Our police do not work behind scenes with ICE, says Fairfax Supervisor Board Chair

By Sharon Bulova:

I read with shock and disappointment the Nov. 29 report by Ms. Diane Burkley Alejandro, Special Report: Local police may be helping ICE make Fairfax a national leader in immigrant detention. This report uses data to draw a number of false or misleading conclusions meant to stoke fear in a community already under immense pressure from the Trump Administration’s actions on immigration. It serves to undermine the work of the Fairfax County Police Department to strengthen the bond of trust between FCPD and the immigrant community. It also undermines the efforts of a number of passionate and dedicated organizations advocating on behalf of immigrants in Fairfax County.

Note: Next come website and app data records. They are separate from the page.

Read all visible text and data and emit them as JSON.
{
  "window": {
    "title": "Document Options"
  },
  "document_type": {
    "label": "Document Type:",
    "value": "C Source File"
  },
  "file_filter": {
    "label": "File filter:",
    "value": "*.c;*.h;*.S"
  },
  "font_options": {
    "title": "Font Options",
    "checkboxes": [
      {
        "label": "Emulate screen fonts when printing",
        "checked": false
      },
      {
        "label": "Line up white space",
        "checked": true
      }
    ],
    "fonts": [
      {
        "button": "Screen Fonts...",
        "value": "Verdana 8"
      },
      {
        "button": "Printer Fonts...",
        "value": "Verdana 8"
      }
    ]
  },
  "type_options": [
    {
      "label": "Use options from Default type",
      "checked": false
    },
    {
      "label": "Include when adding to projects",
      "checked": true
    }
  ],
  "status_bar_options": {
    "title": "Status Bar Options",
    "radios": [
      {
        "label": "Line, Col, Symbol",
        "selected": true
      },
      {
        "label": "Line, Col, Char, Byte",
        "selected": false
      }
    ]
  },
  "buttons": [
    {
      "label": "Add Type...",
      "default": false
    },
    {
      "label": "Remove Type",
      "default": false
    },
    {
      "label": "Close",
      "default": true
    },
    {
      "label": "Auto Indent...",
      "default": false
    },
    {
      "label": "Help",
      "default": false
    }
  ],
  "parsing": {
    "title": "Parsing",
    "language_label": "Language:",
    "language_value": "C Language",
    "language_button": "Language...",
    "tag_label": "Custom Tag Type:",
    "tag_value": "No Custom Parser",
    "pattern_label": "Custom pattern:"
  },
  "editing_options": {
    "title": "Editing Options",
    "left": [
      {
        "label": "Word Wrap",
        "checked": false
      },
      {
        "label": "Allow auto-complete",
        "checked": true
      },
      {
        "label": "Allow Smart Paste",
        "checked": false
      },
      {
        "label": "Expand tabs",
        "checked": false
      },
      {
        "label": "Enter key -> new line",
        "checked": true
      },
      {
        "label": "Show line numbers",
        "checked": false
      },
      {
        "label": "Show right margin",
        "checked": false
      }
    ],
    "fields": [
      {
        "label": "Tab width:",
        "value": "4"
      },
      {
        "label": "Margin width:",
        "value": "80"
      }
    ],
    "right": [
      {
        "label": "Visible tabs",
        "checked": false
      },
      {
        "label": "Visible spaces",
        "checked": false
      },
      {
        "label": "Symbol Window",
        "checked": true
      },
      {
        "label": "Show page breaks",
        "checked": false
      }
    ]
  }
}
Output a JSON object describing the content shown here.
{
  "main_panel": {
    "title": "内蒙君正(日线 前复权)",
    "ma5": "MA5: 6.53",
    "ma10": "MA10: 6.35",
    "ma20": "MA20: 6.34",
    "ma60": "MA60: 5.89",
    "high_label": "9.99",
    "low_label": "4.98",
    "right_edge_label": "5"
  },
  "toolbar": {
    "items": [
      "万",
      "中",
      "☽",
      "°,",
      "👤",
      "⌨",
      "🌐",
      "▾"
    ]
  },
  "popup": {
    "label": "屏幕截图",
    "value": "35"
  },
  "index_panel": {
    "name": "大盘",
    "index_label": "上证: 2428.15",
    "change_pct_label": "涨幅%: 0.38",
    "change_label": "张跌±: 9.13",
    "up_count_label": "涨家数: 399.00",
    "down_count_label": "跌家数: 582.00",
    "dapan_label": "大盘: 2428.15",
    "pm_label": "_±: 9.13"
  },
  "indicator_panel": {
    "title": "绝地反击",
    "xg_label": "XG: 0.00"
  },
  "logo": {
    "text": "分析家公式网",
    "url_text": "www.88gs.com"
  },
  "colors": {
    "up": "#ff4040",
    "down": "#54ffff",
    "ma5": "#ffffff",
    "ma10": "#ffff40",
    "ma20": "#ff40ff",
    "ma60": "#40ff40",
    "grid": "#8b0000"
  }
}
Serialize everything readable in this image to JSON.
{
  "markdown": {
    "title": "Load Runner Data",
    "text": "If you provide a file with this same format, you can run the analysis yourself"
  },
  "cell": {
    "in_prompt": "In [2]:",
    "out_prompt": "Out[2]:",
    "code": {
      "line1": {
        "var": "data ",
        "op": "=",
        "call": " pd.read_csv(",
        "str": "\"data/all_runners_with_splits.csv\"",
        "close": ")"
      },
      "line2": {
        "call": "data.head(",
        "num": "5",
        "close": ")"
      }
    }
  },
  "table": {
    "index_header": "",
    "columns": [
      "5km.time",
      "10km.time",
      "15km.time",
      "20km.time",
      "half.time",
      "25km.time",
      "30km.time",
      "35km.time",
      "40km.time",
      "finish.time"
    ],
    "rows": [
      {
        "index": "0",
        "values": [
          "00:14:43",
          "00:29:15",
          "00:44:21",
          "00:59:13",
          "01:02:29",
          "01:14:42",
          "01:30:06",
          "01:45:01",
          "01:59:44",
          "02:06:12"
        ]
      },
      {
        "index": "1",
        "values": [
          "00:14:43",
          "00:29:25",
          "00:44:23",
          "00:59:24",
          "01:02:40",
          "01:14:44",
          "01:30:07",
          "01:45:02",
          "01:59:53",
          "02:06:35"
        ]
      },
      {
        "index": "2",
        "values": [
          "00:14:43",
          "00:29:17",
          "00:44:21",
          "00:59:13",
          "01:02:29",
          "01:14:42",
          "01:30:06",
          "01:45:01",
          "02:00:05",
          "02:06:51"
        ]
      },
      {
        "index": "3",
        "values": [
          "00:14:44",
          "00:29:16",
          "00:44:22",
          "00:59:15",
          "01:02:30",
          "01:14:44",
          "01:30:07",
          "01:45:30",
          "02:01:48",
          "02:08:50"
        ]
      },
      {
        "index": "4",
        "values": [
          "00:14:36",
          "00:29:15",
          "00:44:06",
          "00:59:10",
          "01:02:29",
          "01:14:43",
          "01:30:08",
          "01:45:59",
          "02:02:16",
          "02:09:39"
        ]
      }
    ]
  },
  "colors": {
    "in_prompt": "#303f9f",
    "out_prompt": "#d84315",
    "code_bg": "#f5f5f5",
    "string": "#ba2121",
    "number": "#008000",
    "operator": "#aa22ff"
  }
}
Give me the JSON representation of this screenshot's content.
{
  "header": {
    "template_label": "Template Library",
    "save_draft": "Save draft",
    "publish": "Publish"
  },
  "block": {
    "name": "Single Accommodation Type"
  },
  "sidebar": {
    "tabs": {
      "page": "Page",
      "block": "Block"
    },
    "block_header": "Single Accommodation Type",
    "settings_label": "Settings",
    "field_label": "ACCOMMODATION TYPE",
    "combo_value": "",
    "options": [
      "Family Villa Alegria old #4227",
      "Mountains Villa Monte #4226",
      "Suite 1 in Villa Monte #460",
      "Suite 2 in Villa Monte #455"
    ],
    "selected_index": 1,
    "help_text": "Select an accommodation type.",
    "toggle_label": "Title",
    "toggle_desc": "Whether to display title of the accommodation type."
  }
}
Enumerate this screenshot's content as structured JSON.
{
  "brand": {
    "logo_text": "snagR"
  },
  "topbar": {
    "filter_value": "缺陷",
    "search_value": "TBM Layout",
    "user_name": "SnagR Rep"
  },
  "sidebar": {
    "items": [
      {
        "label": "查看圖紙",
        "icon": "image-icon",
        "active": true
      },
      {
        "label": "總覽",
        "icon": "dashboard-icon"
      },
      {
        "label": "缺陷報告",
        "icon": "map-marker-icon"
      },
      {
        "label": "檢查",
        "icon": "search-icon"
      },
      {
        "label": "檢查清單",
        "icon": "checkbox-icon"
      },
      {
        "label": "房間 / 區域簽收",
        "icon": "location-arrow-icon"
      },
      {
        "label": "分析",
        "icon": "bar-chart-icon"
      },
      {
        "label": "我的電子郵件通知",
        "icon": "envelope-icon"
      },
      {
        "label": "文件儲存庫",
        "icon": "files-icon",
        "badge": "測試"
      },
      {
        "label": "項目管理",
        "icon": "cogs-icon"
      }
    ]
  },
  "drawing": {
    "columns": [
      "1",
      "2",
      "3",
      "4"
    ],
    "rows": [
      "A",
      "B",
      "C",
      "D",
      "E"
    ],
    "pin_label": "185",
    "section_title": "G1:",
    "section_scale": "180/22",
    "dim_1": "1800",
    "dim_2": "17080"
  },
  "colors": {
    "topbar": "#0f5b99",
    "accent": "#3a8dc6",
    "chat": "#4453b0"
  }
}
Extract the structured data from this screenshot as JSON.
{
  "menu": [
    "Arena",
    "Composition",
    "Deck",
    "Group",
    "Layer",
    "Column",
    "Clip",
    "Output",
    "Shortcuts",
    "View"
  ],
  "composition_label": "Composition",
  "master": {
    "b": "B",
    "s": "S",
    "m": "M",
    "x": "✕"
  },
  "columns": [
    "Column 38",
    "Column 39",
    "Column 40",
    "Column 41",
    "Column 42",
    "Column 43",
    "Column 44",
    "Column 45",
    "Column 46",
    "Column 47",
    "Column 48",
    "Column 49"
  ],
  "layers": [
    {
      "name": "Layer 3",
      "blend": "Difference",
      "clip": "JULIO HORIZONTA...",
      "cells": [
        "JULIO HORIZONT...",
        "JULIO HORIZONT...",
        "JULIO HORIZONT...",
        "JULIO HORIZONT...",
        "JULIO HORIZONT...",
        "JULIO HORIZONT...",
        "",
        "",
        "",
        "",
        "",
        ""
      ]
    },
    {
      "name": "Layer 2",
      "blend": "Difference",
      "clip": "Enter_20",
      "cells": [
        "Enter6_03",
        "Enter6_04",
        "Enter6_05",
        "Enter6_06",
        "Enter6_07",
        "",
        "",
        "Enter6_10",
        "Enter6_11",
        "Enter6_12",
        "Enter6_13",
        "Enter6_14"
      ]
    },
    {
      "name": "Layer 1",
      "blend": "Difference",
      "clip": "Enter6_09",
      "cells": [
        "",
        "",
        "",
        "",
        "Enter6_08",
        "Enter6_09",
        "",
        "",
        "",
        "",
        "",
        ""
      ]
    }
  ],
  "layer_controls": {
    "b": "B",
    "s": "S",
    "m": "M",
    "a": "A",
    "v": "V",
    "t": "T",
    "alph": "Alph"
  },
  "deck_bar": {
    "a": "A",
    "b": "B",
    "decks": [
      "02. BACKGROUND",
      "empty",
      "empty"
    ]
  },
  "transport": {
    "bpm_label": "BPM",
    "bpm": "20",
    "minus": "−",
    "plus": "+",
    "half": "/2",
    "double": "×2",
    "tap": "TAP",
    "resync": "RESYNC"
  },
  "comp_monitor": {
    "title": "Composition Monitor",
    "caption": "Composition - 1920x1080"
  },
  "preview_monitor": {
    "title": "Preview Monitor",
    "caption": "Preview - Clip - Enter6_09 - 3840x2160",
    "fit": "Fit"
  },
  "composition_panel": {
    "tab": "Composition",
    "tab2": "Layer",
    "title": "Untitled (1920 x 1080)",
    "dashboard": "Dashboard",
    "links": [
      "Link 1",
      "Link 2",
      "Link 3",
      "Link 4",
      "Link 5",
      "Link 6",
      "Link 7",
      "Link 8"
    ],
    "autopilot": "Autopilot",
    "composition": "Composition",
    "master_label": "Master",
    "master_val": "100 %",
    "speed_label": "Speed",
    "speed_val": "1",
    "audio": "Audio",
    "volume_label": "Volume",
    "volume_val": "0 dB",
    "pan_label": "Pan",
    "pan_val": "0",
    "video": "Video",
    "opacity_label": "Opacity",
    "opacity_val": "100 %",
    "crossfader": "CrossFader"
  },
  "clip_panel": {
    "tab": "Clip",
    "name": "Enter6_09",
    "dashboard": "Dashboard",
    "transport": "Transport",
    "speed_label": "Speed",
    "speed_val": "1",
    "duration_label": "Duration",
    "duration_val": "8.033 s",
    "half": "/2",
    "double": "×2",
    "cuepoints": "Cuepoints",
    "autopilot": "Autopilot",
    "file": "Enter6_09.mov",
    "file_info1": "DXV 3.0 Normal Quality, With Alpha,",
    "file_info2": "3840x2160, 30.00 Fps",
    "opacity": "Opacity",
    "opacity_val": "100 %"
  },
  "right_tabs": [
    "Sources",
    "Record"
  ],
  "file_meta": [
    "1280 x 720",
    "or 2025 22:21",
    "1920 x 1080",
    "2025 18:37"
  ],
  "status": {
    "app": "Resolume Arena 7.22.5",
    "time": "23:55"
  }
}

Sharon Bulova says that report of police possibly working with ICE to identify undocumented immigrants for detention is false and stokes fear needlessly

Let me be clear: the allegation that Fairfax County police are engaged in a conspiracy by “working out of the public eye with ICE” is completely false. This kind of fabrication erodes trust between FCPD and immigrant communities by giving support to the idea that undocumented individuals living in Fairfax County cannot trust the police out of fear of deportation. The claim also undermines efforts by advocates like the author to help maintain or restore the trust between immigrant families and local government. If the claim were true, I would be the first to demand an end to this kind of secret cooperation.

While the county works with outside law enforcement from all levels of government, we are certainly not engaging in a secret campaign to deport individuals merely suspected of being undocumented. FCPD’s primary goal is the safety and well-being of the people they serve and a person is not a threat to that safety simply by being here without documentation.

I take serious issue with the claim that “Fairfax has created a huge underprivileged social class living in desperation below the radar.” There is no doubt that being undocumented in America is a difficult life, especially in 2018. The author rightly points out the effects on families of those in ICE detention. However, Fairfax County government did not create this problem, nor are we worsening it.

Since the Trump Administration issued its immigration executive order in January 2017, I have been meeting with the immigrant advocates including the author. I have led the Board of Supervisors in adopting a diversity and inclusion resolution, and participated in or hosted numerous events aimed at helping the immigrant communities in Fairfax County understand local government’s role when it comes to immigration.

I can say that without exception the advocates I have met with during this time are passionate, dedicated and honest county residents fighting for what they believe in. This is why I was dumbfounded by the baseless accusations made in this report. Those most affected by ramped up enforcement of administrative immigration violations – those families – are not being helped by the fabrication of conspiracies on their behalf.

Another point in the report is that 12,037 Fairfax County residents are being detained by ICE. However, the data in the report shows that number of individuals facing deportation proceedings in immigration court, not all of whom are held in detention. ICE reported last year it had detained less than 40,000 nationally. The Washington Field Office of ICE currently reports around 950 individuals being detained. The field office has the capacity for around 1,000 individuals (including the beds it uses in local jails) for all of Virginia and Washington, DC, far less than 12,037.

The author is not considering that those 12,037 are not necessarily arrested in Fairfax County or by FCPD. In Fairfax County in 2017, 437 individuals were arrested on local charges and brought to the Adult Detention Center and ICE eventually took custody. Through October, 383 individuals have been arrested on local charges in Fairfax County and ICE has taken custody of them.

I will continue to work with advocates and the Fairfax County Police Department in our efforts to maintain and grow trust with all county residents, regardless of their race, religion, or immigration status. I will also not defend the inhumane treatment by the current administration of immigrants of all kinds, particularly those coming from Latin America and from predominantly Muslim countries. The president’s actions and rhetoric are simply un-American. Fairfax County is and will always be a welcoming place.

Sharon Bulova is the chair of the Fairfax County Board of Supervisors